*We're almost to our penultimate destination: Malin's Head and Banba's Crown.
Day two (rally day three) presented us with the expected Irish weather, overcast and drizzly, which would turn into outright downpours during parts of the drive. Our goal today was Malin Head/Banba's Crown in County Donegal, 261.6 miles away. Brian's and my ride for the most of the day was the Works MINI. I had Brian drive first, as I was intent on breaking whatever pattern was possibly in the making. Our MINIs got in line behind MTM guru Gerard's MINI One, and we began a very "spirited drive," to quote Gerard. At first there were several Minis in queue on the road to Castlebar and Foxford, but Gerard's driving style (flat out) and the obviously more powerful modern MINIs were too much for the older vehicles. Gerard swore that his 90-bhp MINI One had nothing more than an aftermarket exhaust, and we had no reason not to believe him. We asked about his previous rallying experience, and he alluded to "doing things" in the past. They must have been some things, because his rallying ability might give even Paddy Hopkirk a run for his money. If we hadn't been in the 200-bhp Works MINI, we would have seriously struggled to keep up.
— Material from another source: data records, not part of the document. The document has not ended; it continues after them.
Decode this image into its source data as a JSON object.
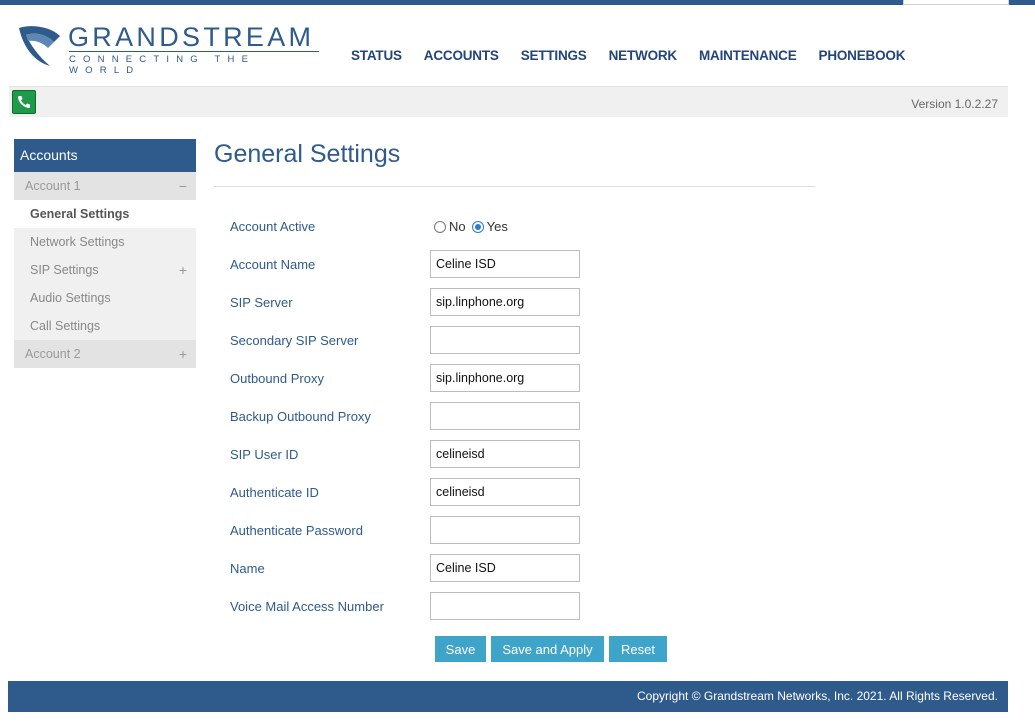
{
  "brand": {
    "name": "GRANDSTREAM",
    "tagline": "CONNECTING THE WORLD",
    "color": "#2f5a8c"
  },
  "nav": {
    "items": [
      {
        "label": "STATUS"
      },
      {
        "label": "ACCOUNTS"
      },
      {
        "label": "SETTINGS"
      },
      {
        "label": "NETWORK"
      },
      {
        "label": "MAINTENANCE"
      },
      {
        "label": "PHONEBOOK"
      }
    ]
  },
  "status_bar": {
    "icon": "phone-icon",
    "version": "Version 1.0.2.27"
  },
  "sidebar": {
    "header": "Accounts",
    "account1": {
      "label": "Account 1",
      "sign": "−"
    },
    "items": [
      {
        "label": "General Settings"
      },
      {
        "label": "Network Settings"
      },
      {
        "label": "SIP Settings",
        "sign": "+"
      },
      {
        "label": "Audio Settings"
      },
      {
        "label": "Call Settings"
      }
    ],
    "account2": {
      "label": "Account 2",
      "sign": "+"
    }
  },
  "main": {
    "title": "General Settings",
    "account_active": {
      "label": "Account Active",
      "options": [
        "No",
        "Yes"
      ],
      "selected": "Yes"
    },
    "fields": [
      {
        "label": "Account Name",
        "value": "Celine ISD"
      },
      {
        "label": "SIP Server",
        "value": "sip.linphone.org"
      },
      {
        "label": "Secondary SIP Server",
        "value": ""
      },
      {
        "label": "Outbound Proxy",
        "value": "sip.linphone.org"
      },
      {
        "label": "Backup Outbound Proxy",
        "value": ""
      },
      {
        "label": "SIP User ID",
        "value": "celineisd"
      },
      {
        "label": "Authenticate ID",
        "value": "celineisd"
      },
      {
        "label": "Authenticate Password",
        "value": ""
      },
      {
        "label": "Name",
        "value": "Celine ISD"
      },
      {
        "label": "Voice Mail Access Number",
        "value": ""
      }
    ],
    "buttons": {
      "save": "Save",
      "save_apply": "Save and Apply",
      "reset": "Reset"
    }
  },
  "footer": {
    "copyright": "Copyright © Grandstream Networks, Inc. 2021. All Rights Reserved."
  },
  "colors": {
    "primary": "#2f5a8c",
    "button": "#3fa4c9",
    "status_green": "#1e9a4a"
  }
}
But we were driving the Works car, which has a 37-bhp bump over the 163-bhp Cooper S. Torque also moves up from 155 lb-ft at 4000 rpm to 177 lb-ft, also at 4000 rpm. The Works package (it can be retrofitted to existing Cooper Ss) is centered around an enhanced Eaton supercharger with specially coated vanes that generate increased flow pressure. The blower also has a new pulley design, allowing the unit to spin at higher rpm for greater power output. A performance-modified head replaces the stock one; it has improved port flow and can withstand the greater compression and heat produced by the supercharger. A reprogrammed ECU is included as well; combustion airflow, fueling and spark advance have been optimized for better throttle response and torque accessibility. The performance graph clearly illustrates this improvement. The torque curve is smoother and the power curve continues climbing all the way to redline.
*The last gathering of Minis at the White Horse Hotel in Derry, North Ireland.
The package also contains a cat-back stainless-steel sport exhaust, featuring a parallel-flow low-backpressure system, snarky-looking twin chrome exhaust tips and a decidedly deep-throated rumble. Visually, the only indication that you're driving the Works version is a small, tasteful Works badge on the rear decklid. Pop the hood, however, and the valve cover and the silver intercooler surround practically shout that this is a modified car.
Following (actually chasing is the more appropriate word) Gerard gave us endless opportunities to explore the MINI Cooper S Works' enhanced performance. From the moment you roll off the line, the powerband's bump up is immediately apparent. Where the Cooper S lags in the lower- to mid-rpm range, the Works version zips on past to achieve maximum pulling power at 4000 rpm. There are no dips, no dead spots, just pure, sweet acceleration. The package is well worth the $4,500 MSRP (installation not included). The six-speed manual gearbox is the same as the one on the Cooper S, which also contributed the suspension and brake systems. Each dealt with the increased power as though they were originally designed with the Works package in mind-quite a testament to the Cooper S's handling characteristics. Not once did the Works MINI feel as though it was at the edge of control, and we were really pushing it.